are what I remember most:
withered, like they never
I used to think it was vanity
like cassiopeia dared the ocean
gods with boasts of her beauty.
in the ocean, we would drown,
capsized and corroded
by saltwater. I would reach my hands
for your hands and slip
through the split between us.
you starved yourself. she drank. I waited
for my knight.
the vain queen, her chained princesses.
you were frail, I was
now, I think it was about taking up space.
to a boulder, waves lashing,
waiting to be devoured—
when a mother’s heart is made of wire,
it can be unwound. but what
will be left?
a hole, a hunger,
a constellation, a galaxy:
memorial to a prisoner
rescued by chance.
why can’t a princess ever save herself?
your hands are what I remember most,
but all of you was hungry.
you were skeletal. I was hollow
as a hunger. a falling star
is merely space dust burning
through earth’s ether,
but it glimmers all the way down.
in the sky, we will be immortal.

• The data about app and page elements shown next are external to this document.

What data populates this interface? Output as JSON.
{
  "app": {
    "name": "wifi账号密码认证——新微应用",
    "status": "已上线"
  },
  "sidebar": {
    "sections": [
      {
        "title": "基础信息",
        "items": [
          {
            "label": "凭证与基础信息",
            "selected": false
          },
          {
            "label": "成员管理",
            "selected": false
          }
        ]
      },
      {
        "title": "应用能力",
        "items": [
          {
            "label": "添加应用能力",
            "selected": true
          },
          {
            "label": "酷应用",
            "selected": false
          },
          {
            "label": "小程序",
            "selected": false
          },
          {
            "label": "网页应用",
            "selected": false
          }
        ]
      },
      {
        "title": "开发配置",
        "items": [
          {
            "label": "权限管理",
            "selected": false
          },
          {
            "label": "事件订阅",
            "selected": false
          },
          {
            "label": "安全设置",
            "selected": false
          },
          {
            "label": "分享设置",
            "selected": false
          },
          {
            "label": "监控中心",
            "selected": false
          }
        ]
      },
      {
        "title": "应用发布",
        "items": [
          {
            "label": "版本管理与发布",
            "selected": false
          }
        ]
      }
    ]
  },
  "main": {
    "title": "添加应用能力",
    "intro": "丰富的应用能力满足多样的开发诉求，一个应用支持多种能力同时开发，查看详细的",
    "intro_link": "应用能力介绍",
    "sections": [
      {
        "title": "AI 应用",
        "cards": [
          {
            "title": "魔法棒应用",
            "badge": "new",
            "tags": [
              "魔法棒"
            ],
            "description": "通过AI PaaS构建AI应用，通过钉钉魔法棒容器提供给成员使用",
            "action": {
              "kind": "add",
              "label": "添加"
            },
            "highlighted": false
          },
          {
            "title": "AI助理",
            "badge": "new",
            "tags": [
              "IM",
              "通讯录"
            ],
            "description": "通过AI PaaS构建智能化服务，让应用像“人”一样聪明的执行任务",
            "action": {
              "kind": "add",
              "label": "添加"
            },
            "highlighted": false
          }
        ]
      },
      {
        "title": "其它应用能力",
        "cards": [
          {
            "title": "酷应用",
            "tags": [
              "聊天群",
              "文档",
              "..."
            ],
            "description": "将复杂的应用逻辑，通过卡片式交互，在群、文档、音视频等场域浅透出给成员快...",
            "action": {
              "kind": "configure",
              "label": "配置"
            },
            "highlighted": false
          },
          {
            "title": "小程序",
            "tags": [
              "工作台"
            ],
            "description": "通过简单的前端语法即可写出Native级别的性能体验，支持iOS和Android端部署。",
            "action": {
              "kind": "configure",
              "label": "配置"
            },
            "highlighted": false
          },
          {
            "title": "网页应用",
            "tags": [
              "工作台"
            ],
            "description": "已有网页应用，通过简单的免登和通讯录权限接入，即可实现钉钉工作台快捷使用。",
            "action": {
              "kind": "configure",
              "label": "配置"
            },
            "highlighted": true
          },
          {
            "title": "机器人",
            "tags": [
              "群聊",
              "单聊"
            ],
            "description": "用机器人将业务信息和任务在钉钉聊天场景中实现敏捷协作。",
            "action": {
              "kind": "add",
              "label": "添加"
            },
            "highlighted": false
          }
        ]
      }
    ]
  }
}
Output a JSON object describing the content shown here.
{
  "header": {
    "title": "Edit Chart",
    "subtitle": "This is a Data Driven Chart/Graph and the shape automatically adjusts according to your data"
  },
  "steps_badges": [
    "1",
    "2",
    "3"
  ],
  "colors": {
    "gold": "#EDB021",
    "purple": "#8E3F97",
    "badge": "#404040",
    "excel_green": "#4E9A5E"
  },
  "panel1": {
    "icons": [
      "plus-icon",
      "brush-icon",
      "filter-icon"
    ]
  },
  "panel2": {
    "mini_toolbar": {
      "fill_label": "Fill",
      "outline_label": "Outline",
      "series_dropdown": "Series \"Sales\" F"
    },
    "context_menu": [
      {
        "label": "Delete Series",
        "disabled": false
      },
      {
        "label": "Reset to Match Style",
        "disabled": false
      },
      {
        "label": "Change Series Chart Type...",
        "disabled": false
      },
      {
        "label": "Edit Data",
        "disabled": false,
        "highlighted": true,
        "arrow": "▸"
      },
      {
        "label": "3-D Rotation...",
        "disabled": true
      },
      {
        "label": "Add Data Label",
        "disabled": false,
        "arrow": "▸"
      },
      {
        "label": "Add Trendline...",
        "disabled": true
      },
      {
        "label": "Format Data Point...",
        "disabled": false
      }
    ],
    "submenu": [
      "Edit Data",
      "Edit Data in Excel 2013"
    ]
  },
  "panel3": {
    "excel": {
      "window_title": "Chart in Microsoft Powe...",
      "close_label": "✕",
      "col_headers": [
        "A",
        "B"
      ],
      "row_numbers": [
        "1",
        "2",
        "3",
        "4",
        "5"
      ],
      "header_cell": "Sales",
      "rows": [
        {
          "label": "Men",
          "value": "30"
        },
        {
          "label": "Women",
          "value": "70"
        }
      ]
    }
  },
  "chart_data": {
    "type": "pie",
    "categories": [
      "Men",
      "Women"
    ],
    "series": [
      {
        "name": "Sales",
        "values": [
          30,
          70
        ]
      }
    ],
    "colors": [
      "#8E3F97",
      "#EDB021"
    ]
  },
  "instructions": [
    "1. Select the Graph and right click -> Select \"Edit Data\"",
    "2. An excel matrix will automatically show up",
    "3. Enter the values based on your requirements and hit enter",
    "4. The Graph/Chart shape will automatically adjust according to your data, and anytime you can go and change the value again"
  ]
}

Maryann Aita is the author of Little Astronaut, an experimental memoir in essays (ELJ Editions, 2022). Her work has also appeared in PANK, Hobart, Okay Donkey, and The Coachella Review, among others, and she is the nonfiction editor at Press Pause Press. Maryann holds a BA from NYU and MFA from Sarah Lawrence College. Originally from Montana, she now lives in Brooklyn with three cats.